Web page and app entries:

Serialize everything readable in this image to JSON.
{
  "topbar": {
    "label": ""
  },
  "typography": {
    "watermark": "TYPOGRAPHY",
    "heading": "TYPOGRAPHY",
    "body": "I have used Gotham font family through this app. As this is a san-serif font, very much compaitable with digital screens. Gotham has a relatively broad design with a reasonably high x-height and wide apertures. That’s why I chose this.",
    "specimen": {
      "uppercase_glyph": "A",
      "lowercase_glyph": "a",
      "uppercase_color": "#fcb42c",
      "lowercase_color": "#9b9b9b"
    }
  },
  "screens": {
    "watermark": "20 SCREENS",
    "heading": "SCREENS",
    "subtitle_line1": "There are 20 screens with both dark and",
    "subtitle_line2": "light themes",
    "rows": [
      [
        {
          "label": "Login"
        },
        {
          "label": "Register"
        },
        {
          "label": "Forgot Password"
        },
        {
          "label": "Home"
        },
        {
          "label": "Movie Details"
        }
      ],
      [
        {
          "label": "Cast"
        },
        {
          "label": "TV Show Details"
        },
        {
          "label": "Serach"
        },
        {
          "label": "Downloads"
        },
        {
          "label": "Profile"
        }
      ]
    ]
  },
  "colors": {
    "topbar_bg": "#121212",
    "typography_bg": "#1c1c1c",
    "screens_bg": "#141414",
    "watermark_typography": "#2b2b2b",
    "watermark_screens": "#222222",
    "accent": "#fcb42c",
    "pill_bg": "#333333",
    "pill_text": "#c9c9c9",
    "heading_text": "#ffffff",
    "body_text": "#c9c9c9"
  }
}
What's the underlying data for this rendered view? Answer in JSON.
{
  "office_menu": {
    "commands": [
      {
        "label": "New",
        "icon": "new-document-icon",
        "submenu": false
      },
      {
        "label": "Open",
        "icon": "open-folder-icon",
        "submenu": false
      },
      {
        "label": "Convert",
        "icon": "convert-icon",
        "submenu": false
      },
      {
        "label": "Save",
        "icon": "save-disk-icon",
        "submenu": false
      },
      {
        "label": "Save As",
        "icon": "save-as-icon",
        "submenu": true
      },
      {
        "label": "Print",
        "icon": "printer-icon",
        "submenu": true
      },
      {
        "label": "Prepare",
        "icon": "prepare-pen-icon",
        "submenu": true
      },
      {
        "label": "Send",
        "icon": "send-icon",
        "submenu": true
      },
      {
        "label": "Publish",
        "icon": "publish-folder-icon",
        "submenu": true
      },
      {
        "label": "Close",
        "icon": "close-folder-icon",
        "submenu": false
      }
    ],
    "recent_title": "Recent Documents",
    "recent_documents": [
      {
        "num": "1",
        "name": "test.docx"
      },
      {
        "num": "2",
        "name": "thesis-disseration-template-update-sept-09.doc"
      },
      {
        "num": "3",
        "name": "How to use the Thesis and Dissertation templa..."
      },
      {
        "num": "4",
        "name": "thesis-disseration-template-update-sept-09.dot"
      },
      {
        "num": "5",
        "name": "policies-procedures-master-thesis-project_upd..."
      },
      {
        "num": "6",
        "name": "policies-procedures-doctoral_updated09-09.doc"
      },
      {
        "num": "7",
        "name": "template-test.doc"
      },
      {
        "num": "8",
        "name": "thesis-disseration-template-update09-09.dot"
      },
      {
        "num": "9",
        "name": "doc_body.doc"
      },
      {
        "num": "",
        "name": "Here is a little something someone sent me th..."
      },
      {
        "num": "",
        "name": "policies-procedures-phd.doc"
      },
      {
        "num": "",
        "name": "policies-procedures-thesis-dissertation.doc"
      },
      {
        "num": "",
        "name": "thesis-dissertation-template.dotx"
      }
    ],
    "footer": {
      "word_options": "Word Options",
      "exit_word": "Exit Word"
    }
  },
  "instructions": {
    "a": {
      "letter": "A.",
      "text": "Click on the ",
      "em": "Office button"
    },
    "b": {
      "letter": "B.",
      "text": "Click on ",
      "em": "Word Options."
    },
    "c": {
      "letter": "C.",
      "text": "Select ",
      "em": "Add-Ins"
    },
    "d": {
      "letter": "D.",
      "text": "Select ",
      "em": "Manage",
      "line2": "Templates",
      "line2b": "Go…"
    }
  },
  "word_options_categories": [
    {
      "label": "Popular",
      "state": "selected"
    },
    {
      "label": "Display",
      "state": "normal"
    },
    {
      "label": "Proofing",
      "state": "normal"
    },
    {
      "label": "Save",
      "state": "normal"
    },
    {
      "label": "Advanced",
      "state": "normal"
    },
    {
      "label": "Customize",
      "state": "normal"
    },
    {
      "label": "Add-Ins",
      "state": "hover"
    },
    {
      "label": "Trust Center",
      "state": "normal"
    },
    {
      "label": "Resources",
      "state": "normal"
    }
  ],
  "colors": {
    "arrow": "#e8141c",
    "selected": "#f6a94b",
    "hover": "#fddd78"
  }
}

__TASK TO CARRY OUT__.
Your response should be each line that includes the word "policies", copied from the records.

__ANSWER SECTION__.
        "name": "policies-procedures-master-thesis-project_upd..."
        "name": "policies-procedures-doctoral_updated09-09.doc"
        "name": "policies-procedures-phd.doc"
        "name": "policies-procedures-thesis-dissertation.doc"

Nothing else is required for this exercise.